Today, I wanted to discuss one of the hardest investment issues I've considered in trying to adopt a coherent investment strategy that will lead to success. For lack of a better term, I call this the debate between automatic dividend investing and active dividend investing.
One one hand, you have what I call "automatic dividend investing" where you simply identify the strongest six or seven companies in the world, and invest money into them every month. If you got $500 to invest, it would basically amount to this: $100 for Coca-Cola (KO), $100 for Exxon-Mobil (XOM), $100 for Johnson & Johnson (JNJ), $100 for Procter & Gamble (PG), and $100 for Colgate-Palmolive (CL) each month. For most, worrying about maximizing valuation wouldn't be the priority of this strategy (maybe you'd stop buying shares of Coke if the company traded at 28x earnings or something self-evidently bad), but for the most part the focus would be on acquiring an ever-larger stake in each of these firms with each passing month. Over long periods of time, such a dollar-cost averaging approach would likely generate investment returns commensurate with the underlying growth of the business. If Coke generates 10% growth annually over the next 25 years, it's likely the investor would experience around 10% growth.

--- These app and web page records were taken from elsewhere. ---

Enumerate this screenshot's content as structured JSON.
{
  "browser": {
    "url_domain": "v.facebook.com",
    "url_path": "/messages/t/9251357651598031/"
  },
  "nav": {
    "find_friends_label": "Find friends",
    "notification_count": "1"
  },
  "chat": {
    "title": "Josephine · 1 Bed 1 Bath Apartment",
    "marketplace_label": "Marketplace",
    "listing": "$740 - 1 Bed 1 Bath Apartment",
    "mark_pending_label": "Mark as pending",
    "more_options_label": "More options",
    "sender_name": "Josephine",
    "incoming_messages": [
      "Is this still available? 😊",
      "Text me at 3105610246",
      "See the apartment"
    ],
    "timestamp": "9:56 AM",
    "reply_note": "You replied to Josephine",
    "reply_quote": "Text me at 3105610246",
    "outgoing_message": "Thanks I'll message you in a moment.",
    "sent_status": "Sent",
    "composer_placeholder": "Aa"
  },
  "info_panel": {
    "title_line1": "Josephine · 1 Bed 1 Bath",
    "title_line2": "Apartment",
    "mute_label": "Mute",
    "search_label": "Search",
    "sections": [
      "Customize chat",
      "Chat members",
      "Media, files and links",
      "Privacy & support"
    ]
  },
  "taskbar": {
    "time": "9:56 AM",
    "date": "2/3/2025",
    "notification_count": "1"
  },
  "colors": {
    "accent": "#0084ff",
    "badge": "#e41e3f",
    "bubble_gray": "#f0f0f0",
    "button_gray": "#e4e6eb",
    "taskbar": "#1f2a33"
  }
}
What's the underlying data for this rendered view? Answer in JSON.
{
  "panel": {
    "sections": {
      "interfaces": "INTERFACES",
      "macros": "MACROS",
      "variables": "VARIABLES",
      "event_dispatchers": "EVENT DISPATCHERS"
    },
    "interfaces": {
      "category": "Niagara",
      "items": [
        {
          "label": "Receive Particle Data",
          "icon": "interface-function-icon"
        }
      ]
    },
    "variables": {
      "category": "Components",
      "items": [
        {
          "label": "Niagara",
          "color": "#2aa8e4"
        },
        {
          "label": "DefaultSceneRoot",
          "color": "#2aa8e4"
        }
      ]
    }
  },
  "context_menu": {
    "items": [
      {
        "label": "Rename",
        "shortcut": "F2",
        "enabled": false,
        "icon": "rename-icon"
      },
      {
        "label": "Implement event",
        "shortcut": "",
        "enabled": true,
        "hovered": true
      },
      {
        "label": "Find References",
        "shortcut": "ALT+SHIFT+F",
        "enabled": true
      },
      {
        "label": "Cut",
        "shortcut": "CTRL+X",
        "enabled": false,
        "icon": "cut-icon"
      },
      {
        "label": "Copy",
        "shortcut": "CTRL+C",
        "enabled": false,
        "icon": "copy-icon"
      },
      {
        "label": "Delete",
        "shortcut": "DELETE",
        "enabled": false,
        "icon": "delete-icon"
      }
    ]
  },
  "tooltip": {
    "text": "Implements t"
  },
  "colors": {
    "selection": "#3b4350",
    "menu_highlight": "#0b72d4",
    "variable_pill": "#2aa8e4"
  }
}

The appeal of this strategy is that it has a fanatical focus on quality (the point isn't that you would choose the same firms that I did, but rather, that you would be regularly investing money each month into the companies that you believe to be the best). Also, it's a strategy that requires a much smaller time investment than value investing. If you know that 10-20% of your disposable income from every paycheck is going to buy shares of Coca-Cola, that can free up some of the time that you would otherwise spend researching investments. Considering that we each only have about 450,000 or so conscious hours walking this earth, it could possibly be more useful for us if we spend that time doing other things than researching investments. This thought process could be a much more peaceful way to approach investing: "I got this idea of what the top 15 to 20 firms in the world are. I'm going to try and take my disposable income from each paycheck and buy ownership stakes in each of these firms. I'll monitor the health of the stocks periodically, but for the most part, I'm going to focus on increasing my savings rate (either by making more money or cutting expenses) and living life."
This contrasts to another investment route that I classify as "active dividend investing." This requires digging in and looking up firms that most people outside of the investing world haven't heard of. It takes time to pick up on information such as the fact that Becton Dickinson (BDX) has a compounded dividend growth rate of 13% annually since 1962. Or that Owens & Minor (OMI) has a 13% annual compounded dividend growth rate since 1982. While the quality of these firms is quite good, it's not quite Abbott Labs (ABT) or Johnson & Johnson quality. And consequently, these firms take a bit more time to monitor. While it may always be prudent to make up with the quarterly filings and annual reports of your investment, it is probably more necessary to do that with Owens & Minor than Johnson & Johnson. The strategy of active dividend investing involves the practice of value investing. The entry price paid for the stock is a much bigger deal in this approach. While this requires more time and effort, it can potentially lead to more optimal results due to its more focused nature.
Eventually, I came to find that the strategy of active dividend investing fit my personality better than the more automatic approach. This stemmed from my realization that there are two ways to find safety in an investment.
The first is the company itself. The health and promise of longevity offered by Coca-Cola's business model is better than that of Research in Motion (RIMM). Finding excellent businesses is one way to find safety.
But price itself can also be a form of safety (or potential hazard). If I were to privately arrange to purchase 100 shares of Coca-Cola at $100 a piece, the performance of the business isn't going to be able to save me when I pay an irrational price. This phenomenon largely explains why Microsoft (MSFT) has offered investors such seemingly lackluster returns since 2000. The business performed fine and well-the earnings per share may have tripled, but the business certainly didn't because the company was priced so irrationally at the start of the millennium.
Essentially, my preference for the more rigorous approach came down to this personal judgment call: I'd rather spend the time searching for undervalued stocks such as Becton Dickinson because I think it would be a safer investment to buy shares of the stock at 13x earnings than it would be to buy Procter & Gamble at 24x earnings. Whatever higher earnings quality that Procter & Gamble brings to the table is offset by the additional safety that Becton Dickinson's cheaper price offers.
But still, I do think there is a certain temptation to just say, "Hey, I want to buy $100-$200 worth of Coca-Cola stock every month." The good news is that, as is the case with almost all issues in investing, we don't have to take an all-or-nothing approach. A blended strategy is perfectly legitimate. If you've got $500 per month to investment, it can be perfectly suitable for you to say, "I'm going to put $100 into Coca-Cola every month and dedicate the other $400 to the pursuit of undervalued and under-the-radar dividend growth stocks." It's hard to go wrong with many things when you take a balanced approach.